Fingerling Potatoes, Rainbow Carrots, Romanesco and Persian Mulberries! Oh My!
June 13, 2011 | Jeremy Ogul
From red, white, orange, yellow and purple rainbow carrots to Persian mulberries, some of the most unusual and tasty produce varieties found in Southern California’s famed farmers markets are sustainably grown by Weiser Family Farms. Alex Weiser, President at California-based Wieser Family Farms, said the very success of the farm depends in large part on the sustainable practices that it employs.
Sustainable Farming Practices

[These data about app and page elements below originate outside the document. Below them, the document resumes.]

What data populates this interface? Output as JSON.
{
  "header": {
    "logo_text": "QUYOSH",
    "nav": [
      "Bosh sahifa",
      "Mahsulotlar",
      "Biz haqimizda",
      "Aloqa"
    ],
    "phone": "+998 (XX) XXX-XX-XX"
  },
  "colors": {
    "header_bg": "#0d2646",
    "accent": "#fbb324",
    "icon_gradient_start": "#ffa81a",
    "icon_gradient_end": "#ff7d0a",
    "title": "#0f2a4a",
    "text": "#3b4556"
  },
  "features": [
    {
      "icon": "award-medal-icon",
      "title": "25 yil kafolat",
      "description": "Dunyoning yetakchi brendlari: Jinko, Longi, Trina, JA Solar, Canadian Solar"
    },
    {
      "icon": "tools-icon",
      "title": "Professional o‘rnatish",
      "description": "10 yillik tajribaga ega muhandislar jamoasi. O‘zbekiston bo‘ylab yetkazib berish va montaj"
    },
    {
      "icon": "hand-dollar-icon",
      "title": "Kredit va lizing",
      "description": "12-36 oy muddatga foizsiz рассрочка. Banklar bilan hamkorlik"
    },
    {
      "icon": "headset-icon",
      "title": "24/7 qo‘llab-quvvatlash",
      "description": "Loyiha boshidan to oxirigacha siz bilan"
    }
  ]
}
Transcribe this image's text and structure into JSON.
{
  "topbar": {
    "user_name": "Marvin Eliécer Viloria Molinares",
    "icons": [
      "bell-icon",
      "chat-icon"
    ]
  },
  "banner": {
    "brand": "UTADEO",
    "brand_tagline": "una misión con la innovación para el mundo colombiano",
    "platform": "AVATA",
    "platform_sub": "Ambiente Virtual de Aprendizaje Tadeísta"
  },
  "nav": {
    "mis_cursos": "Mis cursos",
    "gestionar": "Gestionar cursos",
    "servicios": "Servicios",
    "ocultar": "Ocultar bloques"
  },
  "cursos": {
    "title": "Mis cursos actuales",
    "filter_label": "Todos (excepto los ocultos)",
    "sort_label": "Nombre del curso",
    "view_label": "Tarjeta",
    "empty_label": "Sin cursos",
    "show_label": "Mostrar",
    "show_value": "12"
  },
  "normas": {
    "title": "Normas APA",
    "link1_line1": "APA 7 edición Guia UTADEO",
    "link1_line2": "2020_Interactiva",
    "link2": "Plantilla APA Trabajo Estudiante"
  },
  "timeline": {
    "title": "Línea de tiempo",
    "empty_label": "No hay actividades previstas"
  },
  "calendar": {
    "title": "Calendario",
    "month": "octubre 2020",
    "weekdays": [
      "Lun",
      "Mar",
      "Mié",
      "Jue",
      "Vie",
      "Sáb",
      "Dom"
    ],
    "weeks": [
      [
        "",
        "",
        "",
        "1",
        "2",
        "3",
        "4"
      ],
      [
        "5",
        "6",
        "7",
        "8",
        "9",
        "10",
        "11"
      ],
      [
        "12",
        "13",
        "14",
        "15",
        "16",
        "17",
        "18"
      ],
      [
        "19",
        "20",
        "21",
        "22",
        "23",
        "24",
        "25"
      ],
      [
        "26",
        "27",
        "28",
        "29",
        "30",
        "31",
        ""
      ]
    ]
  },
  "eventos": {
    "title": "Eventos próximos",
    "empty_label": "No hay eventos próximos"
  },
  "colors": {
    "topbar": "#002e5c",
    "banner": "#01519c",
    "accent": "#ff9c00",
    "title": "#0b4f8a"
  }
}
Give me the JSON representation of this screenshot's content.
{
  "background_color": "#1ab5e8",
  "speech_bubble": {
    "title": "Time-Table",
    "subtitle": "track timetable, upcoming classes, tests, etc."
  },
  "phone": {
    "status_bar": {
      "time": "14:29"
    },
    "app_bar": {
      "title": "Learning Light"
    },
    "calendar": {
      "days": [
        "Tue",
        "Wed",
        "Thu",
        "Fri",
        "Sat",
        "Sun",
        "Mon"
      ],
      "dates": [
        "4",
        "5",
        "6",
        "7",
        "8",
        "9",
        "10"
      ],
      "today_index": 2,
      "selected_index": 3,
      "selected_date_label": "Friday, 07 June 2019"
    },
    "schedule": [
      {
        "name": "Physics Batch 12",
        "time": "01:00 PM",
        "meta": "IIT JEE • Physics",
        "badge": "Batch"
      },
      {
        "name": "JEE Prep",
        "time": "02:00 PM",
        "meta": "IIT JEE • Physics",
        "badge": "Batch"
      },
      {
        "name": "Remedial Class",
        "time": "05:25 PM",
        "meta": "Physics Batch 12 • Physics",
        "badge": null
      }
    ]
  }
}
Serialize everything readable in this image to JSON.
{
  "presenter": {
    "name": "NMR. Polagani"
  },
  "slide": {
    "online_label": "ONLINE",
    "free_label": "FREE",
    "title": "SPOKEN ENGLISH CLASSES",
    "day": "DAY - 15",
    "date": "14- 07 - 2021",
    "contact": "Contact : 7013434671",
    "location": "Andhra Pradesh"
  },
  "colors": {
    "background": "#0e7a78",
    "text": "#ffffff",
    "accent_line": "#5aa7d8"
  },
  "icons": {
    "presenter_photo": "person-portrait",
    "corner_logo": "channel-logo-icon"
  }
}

“We practice a lot of cover cropping and crop rotation to improve the quality of the soil,” he said. Though challenging Weiser Family Farms also takes pains to avoid using pesticides by instead using biological inputs. “It takes more work spraying, because biological inputs are weaker. It takes more labor and more time and more applications. If you want to use something that’s gentle, often you’ll have to use something like that more often,” said Weiser. To conserve water and grow more efficiently, Weiser Family Farms has set up a drip system that irrigates approximately 40 of the farm’s 200 acres.
A Sustainable Business
The sustainable methods and practices used on the farm produce an assortment of high quality products from Red Thumb fingerling potatoes (the only fingerling potatoes that are pink inside) to spectacular fractal-shaped Romanesco cauliflower that both sell well at farmers markets in the Southern California region and are prized by restaurants and distributors hungry for fresh, local and unique produce. “It’s not about mass production,” said Alex Weiser. “We try to pick for flavor and health benefits, and we grow different crops throughout the year.” Other products grown on the farm include spinach, beets, specialty melons such as Cavaillon, Arava, Ananas, Ogen and Sugar Queens and innumerable potato varieties ranging from Russian Banana fingerlings to German Butterballs (which have creamy yellow insides) to the NBA playoff ready Laker Baker (it’s purple and gold).
Alex Weiser said that a sustainable farm also has to be a sustainable business. “We’ve sustained ourselves over these years. We’ve kept many of the same workers. We have year-round production. And we’re making a living.”
About 20 to 25 percent of the farm’s revenue comes from sales at farmers markets in Santa Monica, Venice, Topanga, Pasadena, Long Beach, Beverly Hills, Claremont, Hollywood, Mar Vista, Rancho Santa Fe and San Diego’s Little Italy and Hillcrest neighborhoods. The rest of the produce goes to distributors and to the over 50 independent restaurants throughout the Los Angeles area that serve Weiser Family Farm’s products to patrons on a nightly basis.
When asked about whether Weiser Family Farms was profitable, Alex said, “It’s a struggle. Farming’s risky. We have good years and bad years. We’ve always seemed to survive, even during the bad years. That’s why it’s good to be diversified.”
A Look Back to the Early Days
Times were especially tough in the farm’s early years for Alex’s father and Weiser Family Farms founder Sid Weiser, a high school chemistry teacher who left his job in 1977 to start an apple farm in Tehachapi, CA. Repeated bouts with bad weather in the farm’s first few years of operation almost bankrupted the family. Resourcefulness and determination led them to persevere and diversify their product offering to include potatoes and other specialty crops.
Then, in the ‘80s, along with the growth of California cuisine, (a style of cuisine pioneered by Alice Waters that makes use of fresh and local ingredients), farmer’s markets like the one in Santa Monica, CA (“ground zero in the food scene,” as Alex puts it) began to gain in popularity among specialty distributors, chefs and local consumers. Weiser Family Farms’ met this growing demand early on and has since carved out a revenue-generating niche for its diversified and seasonal product offering. Today, Weiser Family Farm’s is a fixture at farmers markets across Southern California, appealing to customers who care about the quality and freshness of food that they eat as well as the sustainable growing methods that were used to produce it.
“We’ve been sustainable for a long time,” said Alex. “I have high hopes for this year.” Things are indeed looking bright for Weiser Family Farms, and in about two weeks its first crop of Arava and French orange melons will hit local farmers market stands. If you live in the Southern California area, don’t miss out!